In this hands-on session, we introduce NuPIC’s Online Prediction Framework (OPF) and demonstrate how one creates models using an OPF client. We set up some live streaming data to pass into the client and watch as NuPIC makes online inferences, learning the changing patterns in the streaming data set. NuPIC and the OPF have been applied to many scenarios and form the foundation for Numenta’s commercial product, Grok. To master NuPIC you will have to become comfortable with concepts such as sparse distributed representations and on-line learning.
The neocortex works on principles that are fundamentally different than traditional computers. In this talk I will describe recent advances in understanding the neocortex and how we are applying them to model millions of high velocity data streams. The talk will start with a description of sparse distributed representations, which are the fundamental units of information in brains. I will then discuss how these representations are learned and how the brain processes them to build predictive models from sensory data. Numenta has built a product called Grok that emulates these capabilities of the neocortex. Grok is being used to understand high velocity machine generated data in many different domains. I will give a brief introduction to Grok and speculate on the future of machine intelligence.
Jeff Hawkins presented the opening keynote address of the 39th International Symposium on Computer Architecture on June 11, 2012 in Portland, OR. In this presentation, Jeff describes sparse distributed representations, and their impact on future computer architectures.
In this screencast, Jeff Hawkins narrates the presentation he gave at a workshop called “From Data to Knowledge: Machine-Learning with Real-time and Streaming Applications.” The workshop was held May 7-11, 2012 at the University of California, Berkeley.
Sparse distributed representations appear to be the means by which brains encode information. They have several advantageous properties including the ability to encode semantic meaning. We have created a distributed memory system for learning sequences of sparse distribute representations. In addition we have created a means of encoding structured and unstructured data into sparse distributed representations. The resulting memory system learns in an on-line fashion making it suitable for high velocity data streams. We are currently applying it to commercially valuable data streams for prediction, classification, and anomaly detection In this talk I will describe this distributed memory system and illustrate how it can be used to build models and make predictions from data streams.
How the brain creates intelligence is viewed by many as the greatest scientific quest of all time. We are living at the time when rapid progress is being made and a comprehensive theory of brain function is emerging. Jeff Hawkins, an inventor, engineer, neuroscientist, author and entrepreneur, presents the big picture of what we know so far and describes recent progress in a core issue: why neurons are arranged as they are in the neocortex, how this arrangement builds models of the world, and how these models make predictions and generate actions. Series: “UC Berkeley Graduate Council Lectures”

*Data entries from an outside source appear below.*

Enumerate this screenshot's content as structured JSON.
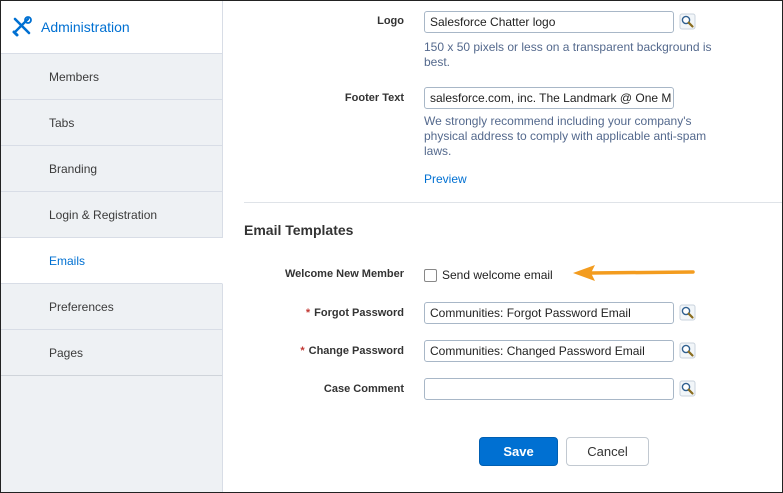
{
  "sidebar": {
    "header": {
      "title": "Administration",
      "icon": "tools-icon"
    },
    "items": [
      {
        "label": "Members",
        "active": false
      },
      {
        "label": "Tabs",
        "active": false
      },
      {
        "label": "Branding",
        "active": false
      },
      {
        "label": "Login & Registration",
        "active": false
      },
      {
        "label": "Emails",
        "active": true
      },
      {
        "label": "Preferences",
        "active": false
      },
      {
        "label": "Pages",
        "active": false
      }
    ]
  },
  "main": {
    "logo": {
      "label": "Logo",
      "value": "Salesforce Chatter logo",
      "hint": "150 x 50 pixels or less on a transparent background is best."
    },
    "footer_text": {
      "label": "Footer Text",
      "value": "salesforce.com, inc. The Landmark @ One M",
      "hint": "We strongly recommend including your company's physical address to comply with applicable anti-spam laws.",
      "preview_label": "Preview"
    },
    "email_templates": {
      "title": "Email Templates",
      "welcome": {
        "label": "Welcome New Member",
        "checkbox_label": "Send welcome email",
        "checked": false
      },
      "forgot_password": {
        "required_mark": "*",
        "label": "Forgot Password",
        "value": "Communities: Forgot Password Email"
      },
      "change_password": {
        "required_mark": "*",
        "label": "Change Password",
        "value": "Communities: Changed Password Email"
      },
      "case_comment": {
        "label": "Case Comment",
        "value": ""
      }
    },
    "buttons": {
      "save": "Save",
      "cancel": "Cancel"
    }
  },
  "colors": {
    "accent": "#0070d2",
    "required": "#c23934",
    "annotation_arrow": "#f39c1f",
    "sidebar_bg": "#eef1f4"
  }
}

Conversations host Harry Kreisler welcomes Jeff Hawkins, founder of both Palm Computing and Handspring and creator of the Redwood Neuroscience Institute, to promote research on memory and cognition. Hawkins traces his intellectual journey focusing on his lifelong passion to develop a theory of the brain. Hawkins explicates the brain’s operating principles and explores the implications of human intelligence for engineering intelligent machines, the goal of his new company Numenta. Series: “Conversations with History”
Jeff Hawkins discusses 3 operating principles of the neocortex and introduces Grok, a predictive modeling product based on those principles.
Rahul Agarwal, from Numenta, introduces how the Cortical Learning Algorithm implementation within NuPIC works.
Treo creator Jeff Hawkins urges us to take a new look at the brain – to see it not as a fast processor, but as a memory system that stores and plays back experiences to help us predict, intelligently, what will happen next.